Synopsis by Janiss Garza
Light comedian Johnny Hines specialized in entertaining, action-packed films, and this is one of the snappiest of the bunch. Hines has the support of some of the best comic talent of the era, including Charlie Murray, Polly Moran, and Flora Finch. The story is built on a slippery foundation of improbable gags, the first one being when wealthy Bob Carter (Hines) wins a cross-country marathon because he is pursued by an elephant frightened of a mouse. After the race, he bets his friend Alan Crosby (Edmund Breese) a hundred thousand dollars that he can earn ten thousand dollars in a year. (If the movies of the 1920s are to be believed, the rich spent all their time making up such silly bets.) Eventually, Carter takes a freight train and lands in a Pennsylvania town, where he builds a village with the help of an ambitious lawyer (Harry L. Fraser). His attempt to sell lots comes to an end when an enemy tries to have him charged with fraud. With the year gone and only a couple of hours left to scrounge up the ten thousand dollars, Carter hears from Crosland that his sweetheart, Sylvia Templeton (Violet Mersereau), has gone to see the slimy mine owner, Pollard (Warner P. Richmond). Pollard tries to attack her, but the mine collapses, burying them both.

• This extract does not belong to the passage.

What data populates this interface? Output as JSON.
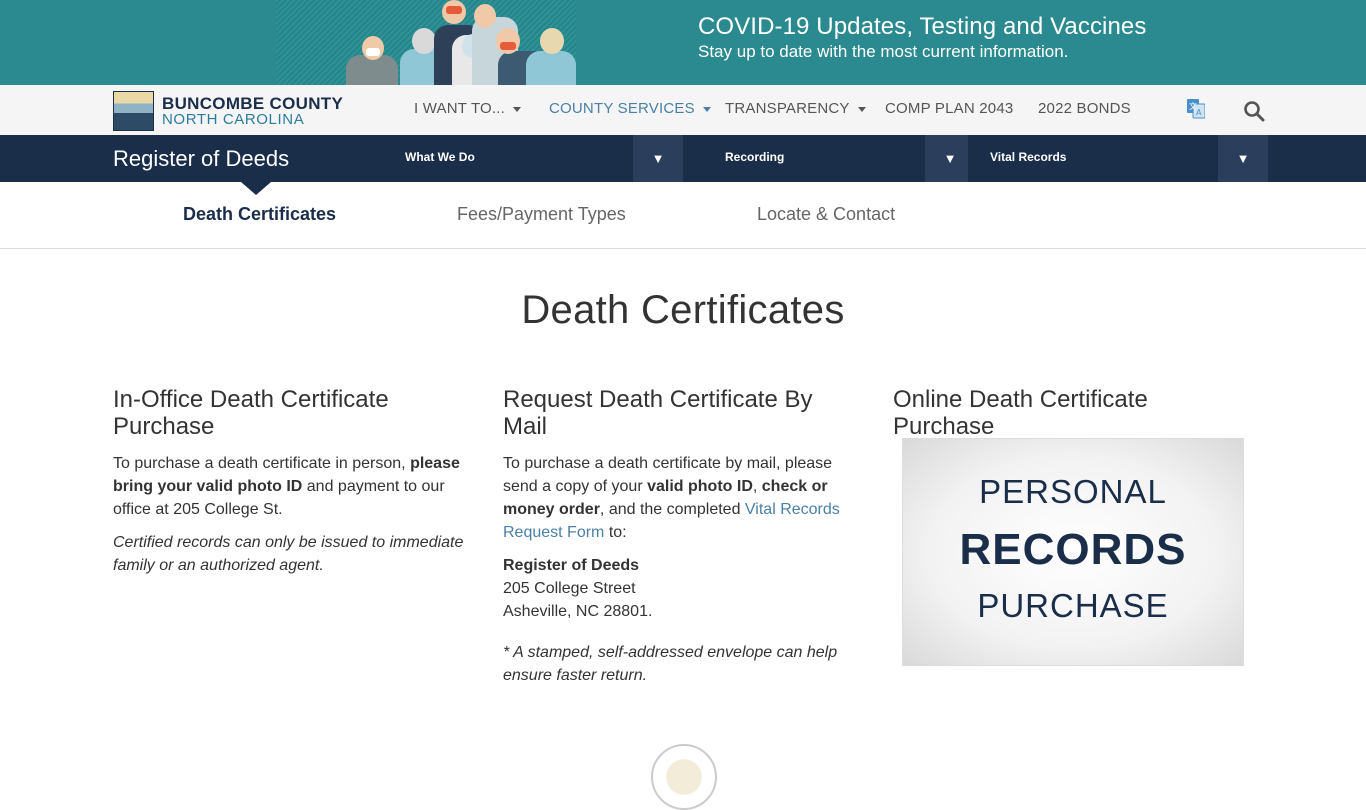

Carter comes to the rescue -- and manages to win the bet, too.
cross-country, elephant, lawyer, marathon, mine, mine-owner, mine-shaft, village, wager